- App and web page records

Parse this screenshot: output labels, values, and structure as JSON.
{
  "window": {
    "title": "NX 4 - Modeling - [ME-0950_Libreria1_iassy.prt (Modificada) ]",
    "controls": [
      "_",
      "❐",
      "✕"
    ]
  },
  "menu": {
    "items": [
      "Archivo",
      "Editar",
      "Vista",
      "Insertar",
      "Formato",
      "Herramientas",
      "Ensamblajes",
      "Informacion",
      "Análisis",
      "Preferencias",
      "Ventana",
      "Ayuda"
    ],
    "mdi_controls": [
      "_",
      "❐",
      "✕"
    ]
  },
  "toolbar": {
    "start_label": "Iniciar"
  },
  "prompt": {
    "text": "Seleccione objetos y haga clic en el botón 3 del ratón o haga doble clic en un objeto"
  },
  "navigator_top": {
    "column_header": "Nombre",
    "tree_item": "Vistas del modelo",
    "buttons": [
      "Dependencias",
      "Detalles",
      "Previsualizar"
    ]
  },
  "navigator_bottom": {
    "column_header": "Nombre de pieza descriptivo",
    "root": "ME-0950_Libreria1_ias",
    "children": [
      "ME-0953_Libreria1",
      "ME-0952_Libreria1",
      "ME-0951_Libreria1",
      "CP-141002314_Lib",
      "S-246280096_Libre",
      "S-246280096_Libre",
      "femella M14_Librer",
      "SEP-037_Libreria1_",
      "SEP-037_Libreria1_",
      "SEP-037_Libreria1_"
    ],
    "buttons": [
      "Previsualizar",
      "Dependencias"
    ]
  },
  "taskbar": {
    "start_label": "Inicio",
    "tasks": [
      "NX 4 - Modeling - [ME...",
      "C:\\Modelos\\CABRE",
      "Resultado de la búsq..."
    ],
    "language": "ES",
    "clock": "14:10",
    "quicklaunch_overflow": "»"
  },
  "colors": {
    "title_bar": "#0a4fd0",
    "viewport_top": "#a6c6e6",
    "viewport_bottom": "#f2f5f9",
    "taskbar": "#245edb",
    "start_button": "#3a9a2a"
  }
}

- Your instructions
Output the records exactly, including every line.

- Exercise output
Parse this screenshot: output labels, values, and structure as JSON.
{
  "window": {
    "title": "NX 4 - Modeling - [ME-0950_Libreria1_iassy.prt (Modificada) ]",
    "controls": [
      "_",
      "❐",
      "✕"
    ]
  },
  "menu": {
    "items": [
      "Archivo",
      "Editar",
      "Vista",
      "Insertar",
      "Formato",
      "Herramientas",
      "Ensamblajes",
      "Informacion",
      "Análisis",
      "Preferencias",
      "Ventana",
      "Ayuda"
    ],
    "mdi_controls": [
      "_",
      "❐",
      "✕"
    ]
  },
  "toolbar": {
    "start_label": "Iniciar"
  },
  "prompt": {
    "text": "Seleccione objetos y haga clic en el botón 3 del ratón o haga doble clic en un objeto"
  },
  "navigator_top": {
    "column_header": "Nombre",
    "tree_item": "Vistas del modelo",
    "buttons": [
      "Dependencias",
      "Detalles",
      "Previsualizar"
    ]
  },
  "navigator_bottom": {
    "column_header": "Nombre de pieza descriptivo",
    "root": "ME-0950_Libreria1_ias",
    "children": [
      "ME-0953_Libreria1",
      "ME-0952_Libreria1",
      "ME-0951_Libreria1",
      "CP-141002314_Lib",
      "S-246280096_Libre",
      "S-246280096_Libre",
      "femella M14_Librer",
      "SEP-037_Libreria1_",
      "SEP-037_Libreria1_",
      "SEP-037_Libreria1_"
    ],
    "buttons": [
      "Previsualizar",
      "Dependencias"
    ]
  },
  "taskbar": {
    "start_label": "Inicio",
    "tasks": [
      "NX 4 - Modeling - [ME...",
      "C:\\Modelos\\CABRE",
      "Resultado de la búsq..."
    ],
    "language": "ES",
    "clock": "14:10",
    "quicklaunch_overflow": "»"
  },
  "colors": {
    "title_bar": "#0a4fd0",
    "viewport_top": "#a6c6e6",
    "viewport_bottom": "#f2f5f9",
    "taskbar": "#245edb",
    "start_button": "#3a9a2a"
  }
}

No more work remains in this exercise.